Wednesday, October 6, 2010

Heath Reform and The American Creed

In 2007 I wrote a book Voices of Health Reform: Interviews with Health Care Stakeholders at Work. The book included 42 interview with leading thought leaders.

I concluded the book with this passage:

“Our health system is a creature of our culture. When asked what Americans believe, Garry Orren, a professor of political science at Brandeis, just outside Boston, who polls for the New York Times and Washington Post, said, ’A good place to start to remember we are pro-democracy and anti-government. It comes down to ideas that are essentially anti-authority and tend toward self-regulation. It there were an American creed, it might begin.

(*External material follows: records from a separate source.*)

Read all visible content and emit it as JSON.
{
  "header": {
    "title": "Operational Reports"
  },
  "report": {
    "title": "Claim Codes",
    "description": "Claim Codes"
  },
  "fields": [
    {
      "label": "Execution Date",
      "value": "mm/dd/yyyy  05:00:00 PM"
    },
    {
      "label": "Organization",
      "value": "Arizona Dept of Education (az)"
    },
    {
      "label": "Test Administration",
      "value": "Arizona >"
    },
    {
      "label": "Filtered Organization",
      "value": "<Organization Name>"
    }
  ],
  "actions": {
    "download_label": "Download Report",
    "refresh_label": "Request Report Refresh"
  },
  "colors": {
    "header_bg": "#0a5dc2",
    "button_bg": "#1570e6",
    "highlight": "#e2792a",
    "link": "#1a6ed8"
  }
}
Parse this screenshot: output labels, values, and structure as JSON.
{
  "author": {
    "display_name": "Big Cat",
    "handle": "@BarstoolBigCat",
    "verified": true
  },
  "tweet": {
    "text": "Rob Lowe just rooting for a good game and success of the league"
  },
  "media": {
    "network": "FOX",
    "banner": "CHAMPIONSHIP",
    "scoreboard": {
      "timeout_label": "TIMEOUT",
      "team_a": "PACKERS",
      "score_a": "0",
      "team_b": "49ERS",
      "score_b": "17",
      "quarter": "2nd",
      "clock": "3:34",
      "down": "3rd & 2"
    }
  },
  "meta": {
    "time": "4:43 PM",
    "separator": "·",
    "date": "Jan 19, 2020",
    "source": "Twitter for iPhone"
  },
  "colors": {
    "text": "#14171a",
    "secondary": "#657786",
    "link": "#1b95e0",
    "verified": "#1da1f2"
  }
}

The American Creed

"One, Government is best that governs least.

Two, majority rule.

Three, equality of opportunity.”

Obamacare and the Creed

Think about this creed, and consider what has happened since Obama was elected in 2008. He and his administration have turned two parts of this creed on its head.

One, we have an unprecedented expansion of government over multiple government sectors, including heath care, with the belief that government is best that governs most.

Two, the majority has ruled. Democrats have had majorities in the House and the Senate with a Democrat as President, and they have ruled.

Three, instead of equality of opportunity, the Obama administration has sought to achieve equality of results, namely, redistribution of wealth and equality of health plans for everyone. To do this, they seek an individual mandate, with homogenization of plans for old and young, rich and poor, in all sections of the country.

Back to the Creed – Center-Right Not Center-Left

With the economy stuck in the mud and the Middle-Class fearing for its future, the American people do not seem to like what they see. Polls indicate the majority are calling again for a government that governs least, for a Republican majority in the House of Representatives, and for equality of opportunity for Americans who want to keep existing plans and for choice outside of government mandates.

We are a Center-Right country that has just experienced two years of Center-Left rule, and, and for the most part, we do not seem to like what we see. At the same time, however, the ruling party has changed the health care landscape, as is its prerogative, and it will be messy to undo what has been done.

What disturbs me right now is health plans are reacting to Obamacare by either dropping coverage for the insured or raising premiums to such an extent that health care is becoming unaffordable for the currently insured.

The Center-Left argues this phenomenon is due to capitalistic greed. The young and old, sick and well, healthy and wealthy, in other words,everybody, ought to have equal plans, with redistribution of benefits for all, even if those with existing coverage have to suffer and to be shifted to more expensive government policies or to Medicaid.

The Center Right says: We are a capitalistic nation. You cannot repeal the law of economics. Health plans dropping coverage for most of us” is not callousness. It is fiduciary responsibility. Insurance companies are not charities. ..if patients are no longer able to afford expensive policies, that is how government compassion works (John Stossel, “Congress Can’t Repeal Economics, “ Real Clear Politics, October 6, 2006).

Nonsense, counters the Center Left’s spokespersons, if Germany, the Netherlands, and Switzerland can cover all with private plans, why can’t we? “The health care overhaul that passed Congress is far from ideal, .. But it does represent progress. The fact that it is beginning to disrupt the status quo — that some insurance policies will eventually be eliminated and some inefficient insurers will have to leave the market altogether — is all the proof we need.” (David Leonardt, Health Care ‘s Uneven Road to a New Era,” New York Times, October 5, 2010).

Let the voters decide between the Center Right and Center Left. Let the majority rule, and let there be equal opportunity for all.